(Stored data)
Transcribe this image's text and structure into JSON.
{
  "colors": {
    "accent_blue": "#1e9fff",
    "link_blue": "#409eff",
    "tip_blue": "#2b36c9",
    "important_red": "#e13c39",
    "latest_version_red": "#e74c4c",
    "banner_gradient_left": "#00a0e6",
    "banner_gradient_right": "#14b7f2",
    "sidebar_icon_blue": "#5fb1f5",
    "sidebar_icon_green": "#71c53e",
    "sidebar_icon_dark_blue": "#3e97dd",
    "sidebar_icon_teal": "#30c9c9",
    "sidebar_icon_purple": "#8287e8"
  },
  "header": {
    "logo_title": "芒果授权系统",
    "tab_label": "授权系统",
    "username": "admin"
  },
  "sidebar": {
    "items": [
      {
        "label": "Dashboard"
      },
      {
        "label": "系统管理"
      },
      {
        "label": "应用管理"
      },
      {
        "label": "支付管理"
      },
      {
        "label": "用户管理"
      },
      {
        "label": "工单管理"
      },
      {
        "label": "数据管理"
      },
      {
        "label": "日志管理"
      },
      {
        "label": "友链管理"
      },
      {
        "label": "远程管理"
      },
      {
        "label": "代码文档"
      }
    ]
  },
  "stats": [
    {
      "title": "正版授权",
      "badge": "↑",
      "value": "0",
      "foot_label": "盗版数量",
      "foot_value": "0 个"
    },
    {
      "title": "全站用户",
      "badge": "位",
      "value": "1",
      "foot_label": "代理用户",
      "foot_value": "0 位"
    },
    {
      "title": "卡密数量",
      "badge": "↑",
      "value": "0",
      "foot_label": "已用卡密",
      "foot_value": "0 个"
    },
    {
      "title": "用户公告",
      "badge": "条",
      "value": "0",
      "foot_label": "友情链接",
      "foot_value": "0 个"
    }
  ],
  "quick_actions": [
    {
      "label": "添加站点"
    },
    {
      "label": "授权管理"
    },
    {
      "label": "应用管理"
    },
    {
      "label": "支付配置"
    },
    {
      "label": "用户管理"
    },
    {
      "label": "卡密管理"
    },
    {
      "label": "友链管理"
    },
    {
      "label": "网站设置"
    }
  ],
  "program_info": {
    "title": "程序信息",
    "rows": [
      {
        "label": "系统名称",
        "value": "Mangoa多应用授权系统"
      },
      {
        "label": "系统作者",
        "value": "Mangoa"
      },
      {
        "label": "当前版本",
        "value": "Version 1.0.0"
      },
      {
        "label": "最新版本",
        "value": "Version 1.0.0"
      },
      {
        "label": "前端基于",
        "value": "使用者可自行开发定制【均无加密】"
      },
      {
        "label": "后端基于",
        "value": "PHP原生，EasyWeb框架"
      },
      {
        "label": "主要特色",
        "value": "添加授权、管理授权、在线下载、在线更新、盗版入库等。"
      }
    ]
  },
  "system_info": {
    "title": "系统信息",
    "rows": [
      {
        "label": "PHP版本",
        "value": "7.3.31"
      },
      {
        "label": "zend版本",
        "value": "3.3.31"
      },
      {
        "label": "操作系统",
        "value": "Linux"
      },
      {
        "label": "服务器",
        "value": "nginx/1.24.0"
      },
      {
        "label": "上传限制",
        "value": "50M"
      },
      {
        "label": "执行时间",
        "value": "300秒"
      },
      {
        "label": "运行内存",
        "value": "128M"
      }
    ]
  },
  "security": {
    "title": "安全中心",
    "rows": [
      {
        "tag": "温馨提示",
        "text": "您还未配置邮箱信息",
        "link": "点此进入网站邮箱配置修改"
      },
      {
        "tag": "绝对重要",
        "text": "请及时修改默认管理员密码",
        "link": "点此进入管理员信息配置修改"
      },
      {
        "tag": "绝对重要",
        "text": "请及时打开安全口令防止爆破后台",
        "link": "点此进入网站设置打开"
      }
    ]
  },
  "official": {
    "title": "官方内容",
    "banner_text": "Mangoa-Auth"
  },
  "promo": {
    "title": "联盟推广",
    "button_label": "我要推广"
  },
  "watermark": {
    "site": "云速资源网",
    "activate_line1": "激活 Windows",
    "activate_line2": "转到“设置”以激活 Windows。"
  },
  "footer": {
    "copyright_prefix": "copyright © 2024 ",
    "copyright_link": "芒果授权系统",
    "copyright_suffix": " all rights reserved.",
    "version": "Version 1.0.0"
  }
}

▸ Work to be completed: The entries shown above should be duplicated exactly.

▸ Answer section:
Transcribe this image's text and structure into JSON.
{
  "colors": {
    "accent_blue": "#1e9fff",
    "link_blue": "#409eff",
    "tip_blue": "#2b36c9",
    "important_red": "#e13c39",
    "latest_version_red": "#e74c4c",
    "banner_gradient_left": "#00a0e6",
    "banner_gradient_right": "#14b7f2",
    "sidebar_icon_blue": "#5fb1f5",
    "sidebar_icon_green": "#71c53e",
    "sidebar_icon_dark_blue": "#3e97dd",
    "sidebar_icon_teal": "#30c9c9",
    "sidebar_icon_purple": "#8287e8"
  },
  "header": {
    "logo_title": "芒果授权系统",
    "tab_label": "授权系统",
    "username": "admin"
  },
  "sidebar": {
    "items": [
      {
        "label": "Dashboard"
      },
      {
        "label": "系统管理"
      },
      {
        "label": "应用管理"
      },
      {
        "label": "支付管理"
      },
      {
        "label": "用户管理"
      },
      {
        "label": "工单管理"
      },
      {
        "label": "数据管理"
      },
      {
        "label": "日志管理"
      },
      {
        "label": "友链管理"
      },
      {
        "label": "远程管理"
      },
      {
        "label": "代码文档"
      }
    ]
  },
  "stats": [
    {
      "title": "正版授权",
      "badge": "↑",
      "value": "0",
      "foot_label": "盗版数量",
      "foot_value": "0 个"
    },
    {
      "title": "全站用户",
      "badge": "位",
      "value": "1",
      "foot_label": "代理用户",
      "foot_value": "0 位"
    },
    {
      "title": "卡密数量",
      "badge": "↑",
      "value": "0",
      "foot_label": "已用卡密",
      "foot_value": "0 个"
    },
    {
      "title": "用户公告",
      "badge": "条",
      "value": "0",
      "foot_label": "友情链接",
      "foot_value": "0 个"
    }
  ],
  "quick_actions": [
    {
      "label": "添加站点"
    },
    {
      "label": "授权管理"
    },
    {
      "label": "应用管理"
    },
    {
      "label": "支付配置"
    },
    {
      "label": "用户管理"
    },
    {
      "label": "卡密管理"
    },
    {
      "label": "友链管理"
    },
    {
      "label": "网站设置"
    }
  ],
  "program_info": {
    "title": "程序信息",
    "rows": [
      {
        "label": "系统名称",
        "value": "Mangoa多应用授权系统"
      },
      {
        "label": "系统作者",
        "value": "Mangoa"
      },
      {
        "label": "当前版本",
        "value": "Version 1.0.0"
      },
      {
        "label": "最新版本",
        "value": "Version 1.0.0"
      },
      {
        "label": "前端基于",
        "value": "使用者可自行开发定制【均无加密】"
      },
      {
        "label": "后端基于",
        "value": "PHP原生，EasyWeb框架"
      },
      {
        "label": "主要特色",
        "value": "添加授权、管理授权、在线下载、在线更新、盗版入库等。"
      }
    ]
  },
  "system_info": {
    "title": "系统信息",
    "rows": [
      {
        "label": "PHP版本",
        "value": "7.3.31"
      },
      {
        "label": "zend版本",
        "value": "3.3.31"
      },
      {
        "label": "操作系统",
        "value": "Linux"
      },
      {
        "label": "服务器",
        "value": "nginx/1.24.0"
      },
      {
        "label": "上传限制",
        "value": "50M"
      },
      {
        "label": "执行时间",
        "value": "300秒"
      },
      {
        "label": "运行内存",
        "value": "128M"
      }
    ]
  },
  "security": {
    "title": "安全中心",
    "rows": [
      {
        "tag": "温馨提示",
        "text": "您还未配置邮箱信息",
        "link": "点此进入网站邮箱配置修改"
      },
      {
        "tag": "绝对重要",
        "text": "请及时修改默认管理员密码",
        "link": "点此进入管理员信息配置修改"
      },
      {
        "tag": "绝对重要",
        "text": "请及时打开安全口令防止爆破后台",
        "link": "点此进入网站设置打开"
      }
    ]
  },
  "official": {
    "title": "官方内容",
    "banner_text": "Mangoa-Auth"
  },
  "promo": {
    "title": "联盟推广",
    "button_label": "我要推广"
  },
  "watermark": {
    "site": "云速资源网",
    "activate_line1": "激活 Windows",
    "activate_line2": "转到“设置”以激活 Windows。"
  },
  "footer": {
    "copyright_prefix": "copyright © 2024 ",
    "copyright_link": "芒果授权系统",
    "copyright_suffix": " all rights reserved.",
    "version": "Version 1.0.0"
  }
}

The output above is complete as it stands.